Results BAC was noted in 42.5% and was associated with increasing age (p < 0.0001), hypertension (p = 0.0007), and chronic kidney disease (p < 0.0001). The sensitivity, specificity, positive and negative predictive values, and accuracy of BAC >0 for CAC >0 were 63%, 76%, 70%, 69%, and 70%, respectively. All BAC variables were predictive of the CAC score (p < 0.0001). The multivariable odds ratio for CAC >0 was 3.2 for BAC 4 to 12, 2.0 for age, and 2.2 for hypertension. The agreements of FRS risk categories with CAC and BAC risk categories were 57% for CAC and 55% for BAC; the agreement was 47% for PCE risk categories for CAC and 54% by BAC. BAC >0 had area under the curve of 0.73 for identification of women with CAC >0, equivalent to both FRS (0.72) and PCE (0.71). BAC >0 increased the area under the curve curves for FRS (0.72 to 0.77; p = 0.15) and PCE (0.71 to 0.76; p = 0.11) for the identification of high-risk (4 to 12) CAC. With the inclusion of 33 women with established CAD, BAC >0 was significantly additive to both FRS (p = 0.02) and PCE (p = 0.04) for high-risk CAC.

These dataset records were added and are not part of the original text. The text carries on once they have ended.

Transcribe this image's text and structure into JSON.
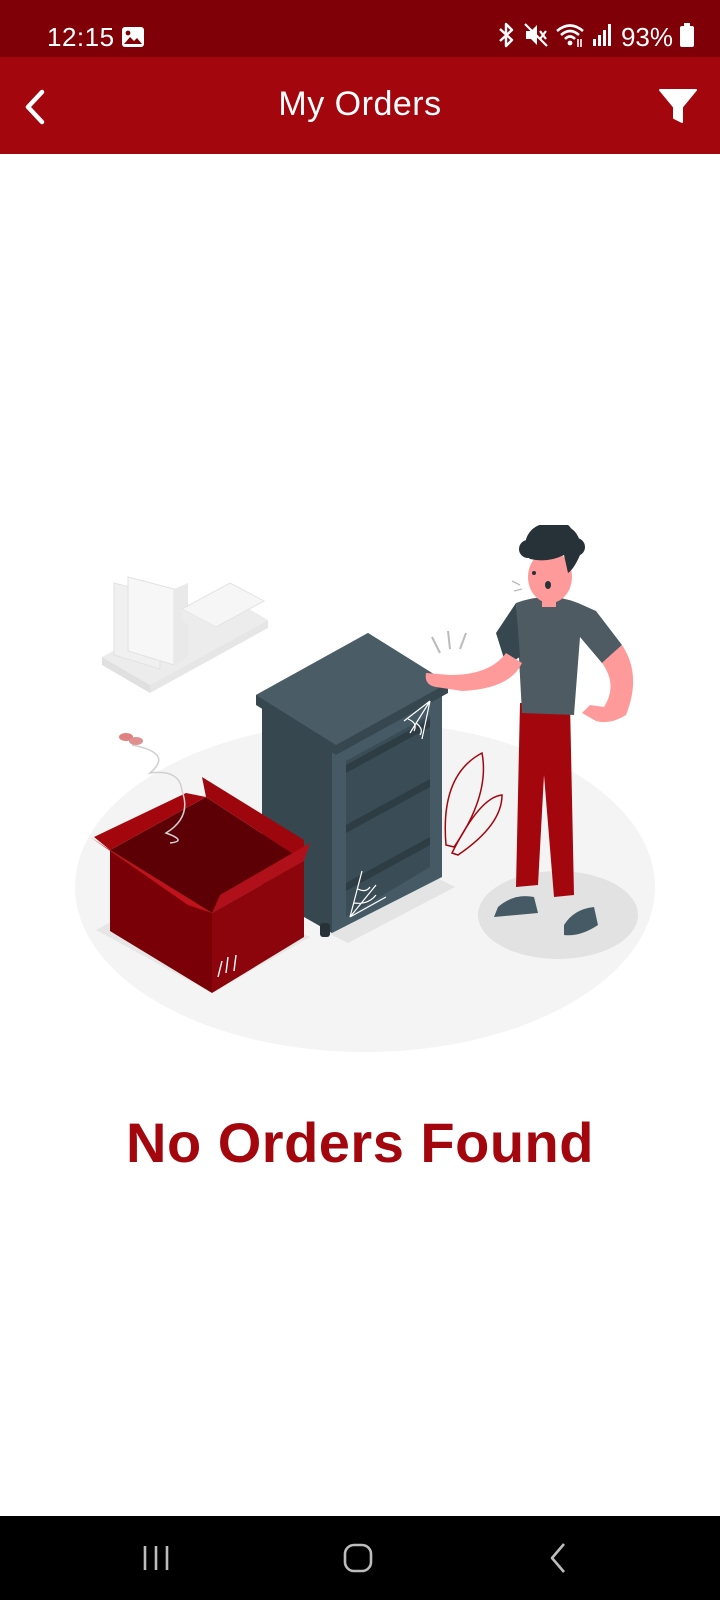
{
  "status_bar": {
    "time": "12:15",
    "battery": "93%",
    "icons": [
      "gallery-icon",
      "bluetooth-icon",
      "mute-icon",
      "wifi-icon",
      "signal-icon",
      "battery-icon"
    ]
  },
  "header": {
    "title": "My Orders",
    "back_icon": "back-arrow-icon",
    "filter_icon": "filter-icon"
  },
  "empty_state": {
    "message": "No Orders Found",
    "illustration": "empty-shelf-person-illustration"
  },
  "nav_bar": {
    "icons": [
      "recent-apps-icon",
      "home-icon",
      "back-icon"
    ]
  },
  "colors": {
    "status_bar": "#800008",
    "app_bar": "#a4060e",
    "accent": "#a4060e",
    "nav_bar": "#000000"
  }
}
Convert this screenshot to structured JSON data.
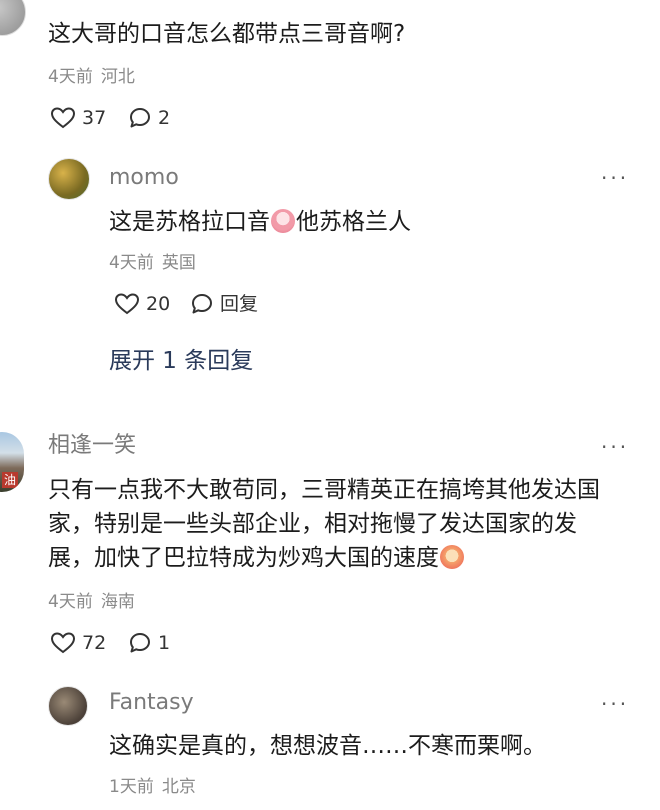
{
  "comments": [
    {
      "text": "这大哥的口音怎么都带点三哥音啊?",
      "time": "4天前",
      "location": "河北",
      "likes": "37",
      "replies": "2"
    },
    {
      "name": "momo",
      "text": "这是苏格拉口音",
      "text_after": "他苏格兰人",
      "time": "4天前",
      "location": "英国",
      "likes": "20",
      "reply_label": "回复",
      "more": "···"
    },
    {
      "expand_label": "展开 1 条回复"
    },
    {
      "name": "相逢一笑",
      "avatar_text": "油",
      "text_line1": "只有一点我不大敢苟同，三哥精英正在搞垮其他发达国",
      "text_line2": "家，特别是一些头部企业，相对拖慢了发达国家的发",
      "text_line3": "展，加快了巴拉特成为炒鸡大国的速度",
      "time": "4天前",
      "location": "海南",
      "likes": "72",
      "replies": "1",
      "more": "···"
    },
    {
      "name": "Fantasy",
      "text": "这确实是真的，想想波音……不寒而栗啊。",
      "time": "1天前",
      "location": "北京",
      "more": "···"
    }
  ],
  "colors": {
    "text": "#1c1c1c",
    "meta": "#8a8a8a",
    "name": "#7a7a7a",
    "expand": "#2a3a5a"
  },
  "icons": [
    "heart-icon",
    "comment-icon",
    "more-icon",
    "crying-emoji-icon",
    "surprised-emoji-icon"
  ]
}
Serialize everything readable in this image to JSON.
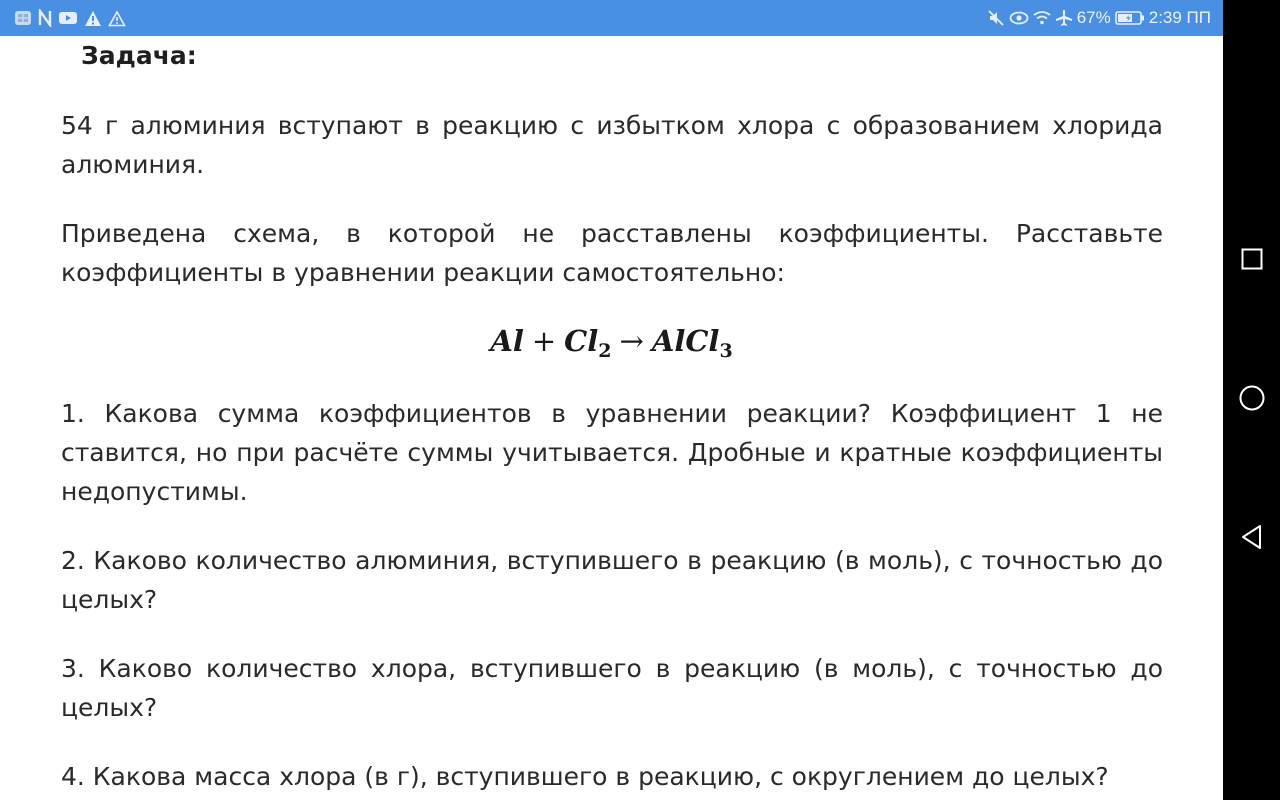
{
  "status_bar": {
    "left_icons": [
      "screenshot-icon",
      "n-app-icon",
      "youtube-icon",
      "warning-icon",
      "warning-outline-icon"
    ],
    "right_icons": [
      "mute-icon",
      "eye-icon",
      "wifi-icon",
      "airplane-icon",
      "battery-icon"
    ],
    "battery_percent": "67%",
    "time": "2:39 ПП",
    "colors": {
      "background": "#4a90e2",
      "foreground": "#ffffff"
    }
  },
  "content": {
    "title": "Задача:",
    "paragraph_1": "54 г алюминия вступают в реакцию с избытком хлора с образованием хлорида алюминия.",
    "paragraph_2": "Приведена схема, в которой не расставлены коэффициенты. Расставьте коэффициенты в уравнении реакции самостоятельно:",
    "formula": {
      "reactant_1": "Al",
      "plus": "+",
      "reactant_2": "Cl",
      "reactant_2_sub": "2",
      "arrow": "→",
      "product": "AlCl",
      "product_sub": "3"
    },
    "question_1": "1. Какова сумма коэффициентов в уравнении реакции? Коэффициент 1 не ставится, но при расчёте суммы учитывается. Дробные и кратные коэффициенты недопустимы.",
    "question_2": "2. Каково количество алюминия, вступившего в реакцию (в моль), с точностью до целых?",
    "question_3": "3. Каково количество хлора, вступившего в реакцию (в моль), с точностью до целых?",
    "question_4": "4. Какова масса хлора (в г), вступившего в реакцию, с округлением до целых?"
  },
  "nav_bar": {
    "buttons": [
      "recent-apps-icon",
      "home-icon",
      "back-icon"
    ],
    "colors": {
      "background": "#000000",
      "icon": "#ffffff"
    }
  }
}
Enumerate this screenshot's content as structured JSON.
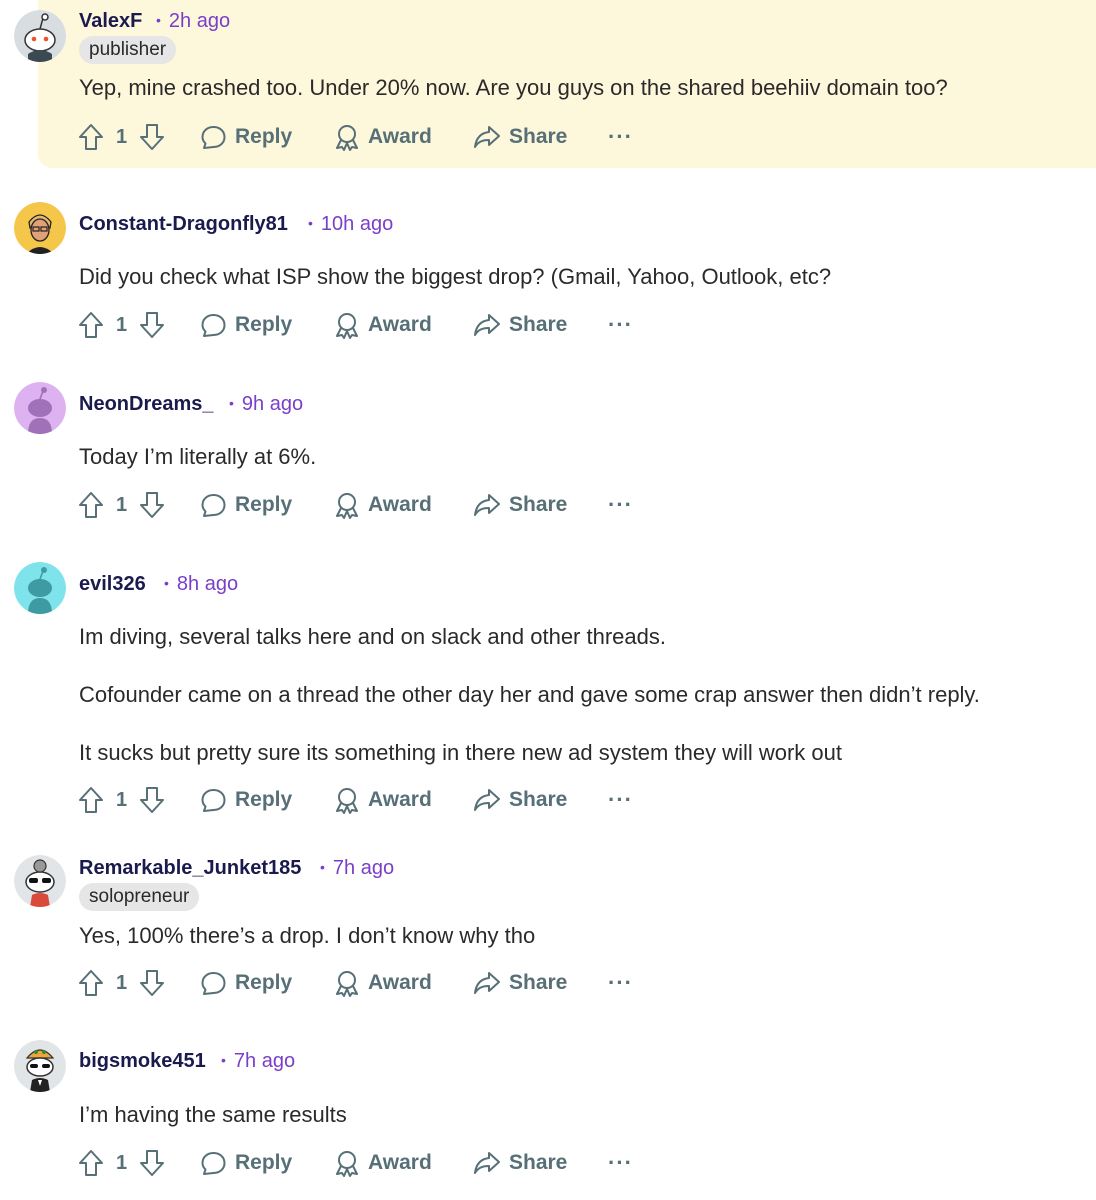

Conclusions There is a strong quantitative association of BAC with CAC. BAC is superior to standard cardiovascular risk factors. BAC is equivalent to both the FRS and PCE for the identification of high-risk women and is additive when women with established CAD are included.
This study was supported in part by the Flight Attendants Medical Research Institute. Dr. Hecht is a consultant for Philips Medical Systems. Dr. Yankelevitz serves on the scientific advisory board (unpaid) for Give-A-Scan, Lung Cancer Alliance. Dr. Henschke is President of the Early Diagnosis and Treatment Research Foundation (unpaid). All other authors have reported that they have no relationships relevant to the contents of this paper to disclose. Daniel Berman, MD, served as Guest Editor for this paper.
- Received July 29, 2015.
- Revision received September 21, 2015.
- Accepted October 5, 2015.
- American College of Cardiology Foundation